### What the task requires
Wherever a line in the data holds the word "when", pull that line out.

Data records for software interfaces:
■ ■ ■ ■ ■ ■ ■

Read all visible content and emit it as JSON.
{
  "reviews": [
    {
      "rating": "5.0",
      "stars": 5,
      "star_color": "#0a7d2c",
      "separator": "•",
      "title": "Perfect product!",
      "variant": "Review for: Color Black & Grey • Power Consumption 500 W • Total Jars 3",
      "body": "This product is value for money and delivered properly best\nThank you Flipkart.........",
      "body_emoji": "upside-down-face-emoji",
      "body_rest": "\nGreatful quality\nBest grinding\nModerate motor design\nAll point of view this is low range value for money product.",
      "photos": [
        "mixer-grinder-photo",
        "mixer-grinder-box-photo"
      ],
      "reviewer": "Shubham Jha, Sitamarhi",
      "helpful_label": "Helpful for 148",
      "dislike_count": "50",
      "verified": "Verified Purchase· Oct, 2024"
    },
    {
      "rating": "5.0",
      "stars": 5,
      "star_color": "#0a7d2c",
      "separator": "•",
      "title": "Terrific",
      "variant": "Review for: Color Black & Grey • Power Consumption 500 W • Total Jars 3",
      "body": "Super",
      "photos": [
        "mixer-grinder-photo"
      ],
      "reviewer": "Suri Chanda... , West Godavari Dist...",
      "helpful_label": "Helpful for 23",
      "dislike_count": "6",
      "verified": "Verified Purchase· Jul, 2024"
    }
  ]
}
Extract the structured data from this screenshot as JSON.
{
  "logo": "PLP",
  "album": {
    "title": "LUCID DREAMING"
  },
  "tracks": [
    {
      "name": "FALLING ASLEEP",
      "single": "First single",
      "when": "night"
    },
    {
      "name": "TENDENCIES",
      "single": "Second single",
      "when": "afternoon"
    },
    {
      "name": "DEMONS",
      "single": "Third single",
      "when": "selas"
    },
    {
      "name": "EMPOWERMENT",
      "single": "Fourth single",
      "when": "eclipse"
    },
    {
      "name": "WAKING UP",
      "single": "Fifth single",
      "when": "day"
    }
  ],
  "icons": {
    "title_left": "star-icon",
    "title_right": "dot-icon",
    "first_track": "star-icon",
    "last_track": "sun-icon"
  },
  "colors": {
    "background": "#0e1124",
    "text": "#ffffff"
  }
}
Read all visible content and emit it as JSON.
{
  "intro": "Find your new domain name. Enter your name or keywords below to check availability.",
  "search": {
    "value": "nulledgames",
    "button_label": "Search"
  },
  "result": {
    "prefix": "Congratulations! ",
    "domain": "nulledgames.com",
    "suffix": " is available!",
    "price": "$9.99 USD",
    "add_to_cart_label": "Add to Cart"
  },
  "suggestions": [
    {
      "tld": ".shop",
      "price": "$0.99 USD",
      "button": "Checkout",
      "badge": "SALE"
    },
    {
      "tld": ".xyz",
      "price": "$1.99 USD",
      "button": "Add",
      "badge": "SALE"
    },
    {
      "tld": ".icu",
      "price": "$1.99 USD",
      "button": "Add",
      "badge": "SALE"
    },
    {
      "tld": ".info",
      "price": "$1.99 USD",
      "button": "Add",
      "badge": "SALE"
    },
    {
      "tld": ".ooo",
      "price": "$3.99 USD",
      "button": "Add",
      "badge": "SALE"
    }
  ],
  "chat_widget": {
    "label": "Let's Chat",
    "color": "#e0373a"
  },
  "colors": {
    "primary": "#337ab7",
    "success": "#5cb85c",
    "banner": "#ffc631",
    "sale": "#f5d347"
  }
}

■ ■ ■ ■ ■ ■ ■

### Answer
      "when": "night"
      "when": "afternoon"
      "when": "selas"
      "when": "eclipse"
      "when": "day"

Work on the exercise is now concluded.